Posted on | July 29, 2011 | Comments Off
A recent study by researchers at Mānoa and Oregon State University provides strong evidence that mitochondria, an organelle found in all eukaryotic cells, share a common evolutionary ancestor with a lineage of marine bacteria known as SAR11, arguably the most abundant group of microorganisms on Earth.
“This is a very exciting discovery,” says Michael Rappe, associate researcher at the Hawaiʻi Institute of Marine Biology. “The results that we present make sense in a lot of ways—the physiology of SAR11 makes them more apt to be dependent on other organisms, and based on the contemporary abundance of SAR11 in the global ocean, the ancestral lineage may have also been abundant in the ancient ocean, increasing encounters between this bacterial lineage with the host of the original symbiosis event.”
In order to understand the evolutionary history of the SAR11 clade of marine bacteria, colleagues at Oregon State University compared the genomics of mitochondria from diverse supergroups of eukaryotes with the genomics of SAR11 strains isolated by Rappe’s laboratory. This approach provided highly sophisticated and thorough phylogenetic analysis of these genomes.

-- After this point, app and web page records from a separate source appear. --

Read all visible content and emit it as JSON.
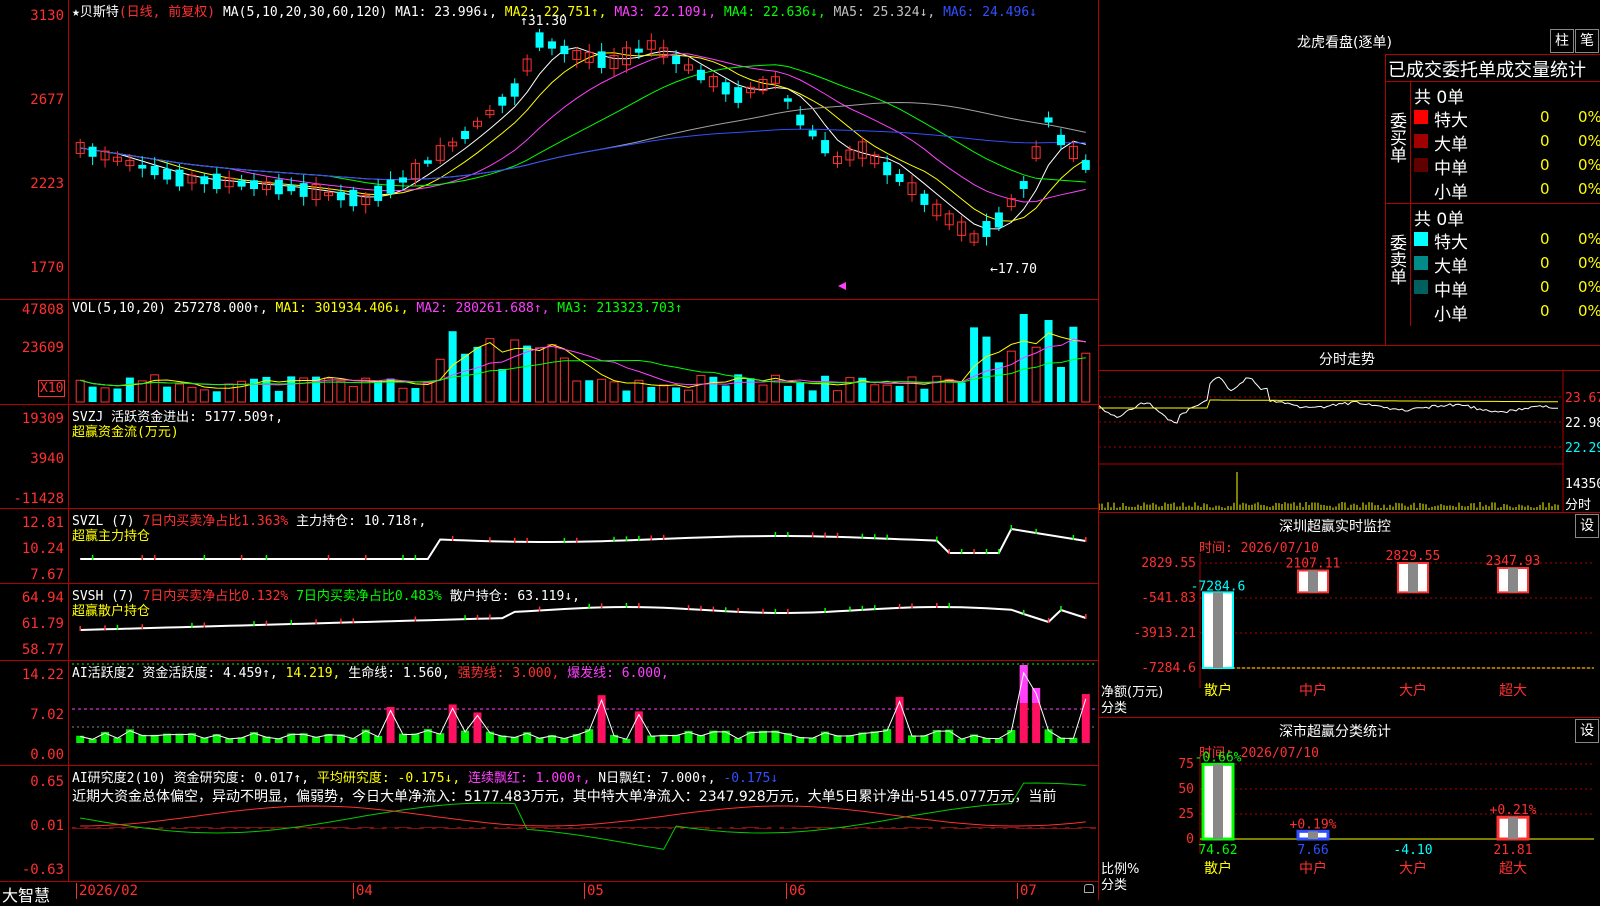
{
  "main": {
    "stock_label": "★贝斯特",
    "period_label": "(日线, 前复权)",
    "ma_params": "MA(5,10,20,30,60,120)",
    "ma_values": [
      {
        "label": "MA1: 23.996↓,",
        "color": "#ffffff"
      },
      {
        "label": "MA2: 22.751↑,",
        "color": "#ffff00"
      },
      {
        "label": "MA3: 22.109↓,",
        "color": "#ff40ff"
      },
      {
        "label": "MA4: 22.636↓,",
        "color": "#00ff00"
      },
      {
        "label": "MA5: 25.324↓,",
        "color": "#c0c0c0"
      },
      {
        "label": "MA6: 24.496↓",
        "color": "#3050ff"
      }
    ],
    "y_ticks": [
      "3130",
      "2677",
      "2223",
      "1770"
    ],
    "high_marker": "31.30",
    "low_marker": "←17.70"
  },
  "volume": {
    "title": "VOL(5,10,20)",
    "value": "257278.000↑,",
    "ma1": "MA1: 301934.406↓,",
    "ma2": "MA2: 280261.688↑,",
    "ma3": "MA3: 213323.703↑",
    "y_ticks": [
      "47808",
      "23609"
    ],
    "unit": "X10"
  },
  "svzj": {
    "title": "SVZJ",
    "text": "活跃资金进出: 5177.509↑,",
    "sub": "超赢资金流(万元)",
    "y_ticks": [
      "19309",
      "3940",
      "-11428"
    ]
  },
  "svzl": {
    "title": "SVZL (7)",
    "text1": "7日内买卖净占比1.363%",
    "text2": "主力持仓: 10.718↑,",
    "sub": "超赢主力持仓",
    "y_ticks": [
      "12.81",
      "10.24",
      "7.67"
    ]
  },
  "svsh": {
    "title": "SVSH (7)",
    "text1": "7日内买卖净占比0.132%",
    "text2": "7日内买卖净占比0.483%",
    "text3": "散户持仓: 63.119↓,",
    "sub": "超赢散户持仓",
    "y_ticks": [
      "64.94",
      "61.79",
      "58.77"
    ]
  },
  "ai1": {
    "title": "AI活跃度2",
    "t1": "资金活跃度: 4.459↑,",
    "t2": "14.219,",
    "t3": "生命线: 1.560,",
    "t4": "强势线: 3.000,",
    "t5": "爆发线: 6.000,",
    "y_ticks": [
      "14.22",
      "7.02",
      "0.00"
    ]
  },
  "ai2": {
    "title": "AI研究度2(10)",
    "t1": "资金研究度: 0.017↑,",
    "t2": "平均研究度: -0.175↓,",
    "t3": "连续飘红: 1.000↑,",
    "t4": "N日飘红: 7.000↑,",
    "t5": "-0.175↓",
    "commentary": "近期大资金总体偏空，异动不明显，偏弱势，今日大单净流入：5177.483万元，其中特大单净流入：2347.928万元，大单5日累计净出-5145.077万元，当前",
    "y_ticks": [
      "0.65",
      "0.01",
      "-0.63"
    ]
  },
  "footer": {
    "brand": "大智慧",
    "dates": [
      "2026/02",
      "04",
      "05",
      "06",
      "07"
    ]
  },
  "right": {
    "title": "龙虎看盘(逐单)",
    "btn_bar": "柱",
    "btn_pen": "笔",
    "tabs_text": "已成交委托单成交量统计",
    "buy_label": "委买单",
    "sell_label": "委卖单",
    "buy_total": "共 0单",
    "sell_total": "共 0单",
    "buy_rows": [
      {
        "label": "特大",
        "count": "0",
        "pct": "0%",
        "color": "#ff0000"
      },
      {
        "label": "大单",
        "count": "0",
        "pct": "0%",
        "color": "#a00000"
      },
      {
        "label": "中单",
        "count": "0",
        "pct": "0%",
        "color": "#600000"
      },
      {
        "label": "小单",
        "count": "0",
        "pct": "0%",
        "color": "#000000"
      }
    ],
    "sell_rows": [
      {
        "label": "特大",
        "count": "0",
        "pct": "0%",
        "color": "#00ffff"
      },
      {
        "label": "大单",
        "count": "0",
        "pct": "0%",
        "color": "#008a8a"
      },
      {
        "label": "中单",
        "count": "0",
        "pct": "0%",
        "color": "#006060"
      },
      {
        "label": "小单",
        "count": "0",
        "pct": "0%",
        "color": "#000000"
      }
    ],
    "intraday_title": "分时走势",
    "intraday_ticks": [
      "23.67",
      "22.98",
      "22.29"
    ],
    "intraday_vol": "14350",
    "intraday_fenshi": "分时",
    "sz_monitor": {
      "title": "深圳超赢实时监控",
      "btn": "设",
      "date": "时间: 2026/07/10",
      "y_ticks": [
        "2829.55",
        "-541.83",
        "-3913.21",
        "-7284.6"
      ],
      "ylabel1": "净额(万元)",
      "ylabel2": "分类",
      "categories": [
        "散户",
        "中户",
        "大户",
        "超大"
      ],
      "values": [
        -7284.6,
        2107.11,
        2829.55,
        2347.93
      ],
      "value_labels": [
        "-7284.6",
        "2107.11",
        "2829.55",
        "2347.93"
      ]
    },
    "sz_class": {
      "title": "深市超赢分类统计",
      "btn": "设",
      "date": "时间: 2026/07/10",
      "y_ticks": [
        "75",
        "50",
        "25",
        "0"
      ],
      "ylabel1": "比例%",
      "ylabel2": "分类",
      "categories": [
        "散户",
        "中户",
        "大户",
        "超大"
      ],
      "values": [
        74.62,
        7.66,
        -4.1,
        21.81
      ],
      "value_labels": [
        "74.62",
        "7.66",
        "-4.10",
        "21.81"
      ],
      "change_labels": [
        "-0.66%",
        "+0.19%",
        "",
        "+0.21%"
      ]
    }
  }
}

In addition to discovering the evolutionary connection between mitochondria and SAR11, the phylogenomics-based assessment of the diversity of this group (i.e., an assessment based on the entire genome, rather than single genes) provided substantial support for proposing a new family of bacteria, Pelagibacteraceae, fam. nov. “The implication is that the lineage of highly abundant marine bacteria known as SAR11 contains a significant amount of genetic diversity, which potentially indicates significant diversity in metabolism,” notes Rappe.

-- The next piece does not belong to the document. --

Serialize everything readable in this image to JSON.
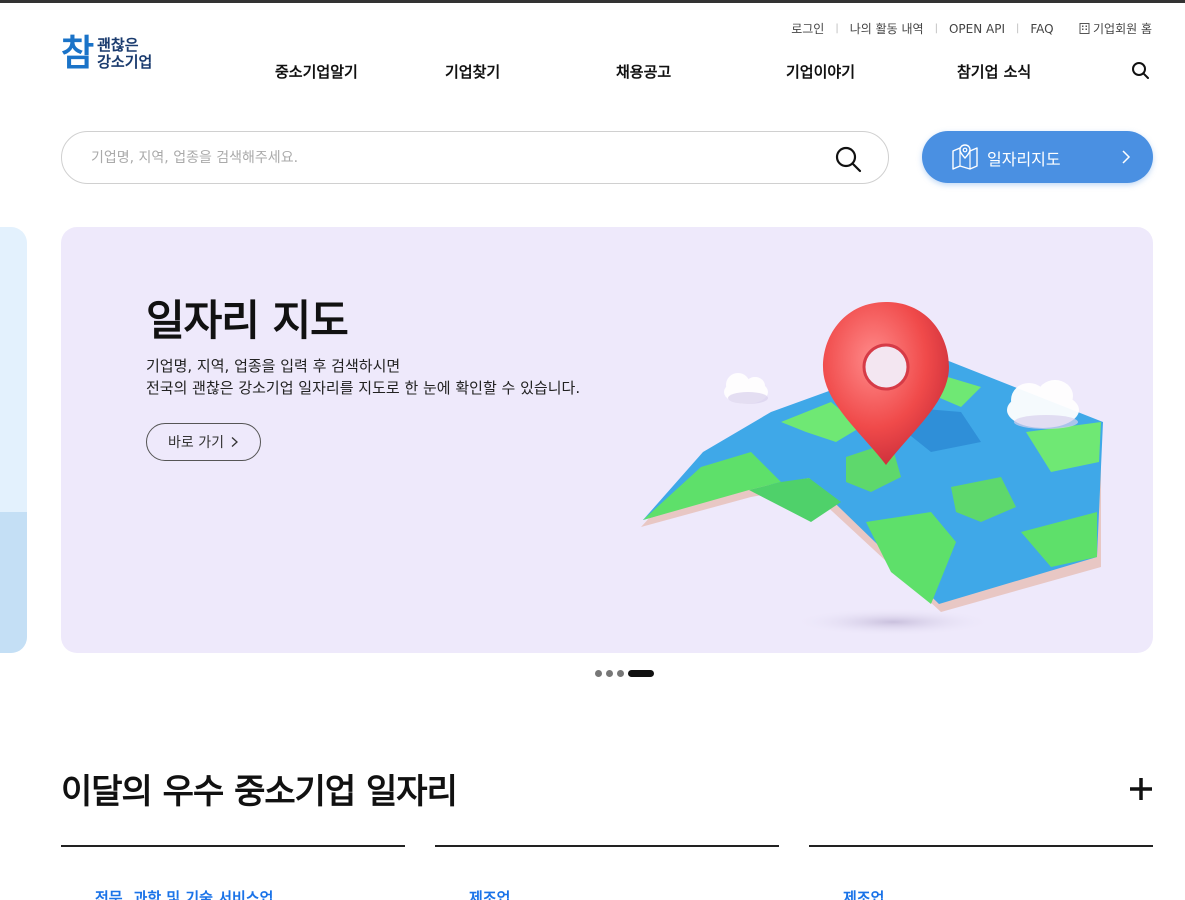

Rappe and colleagues at SOEST and OSU continue to grow new strains of SAR11 and probe their genomes to further understand their metabolic potential and how they have become so successful in the global ocean.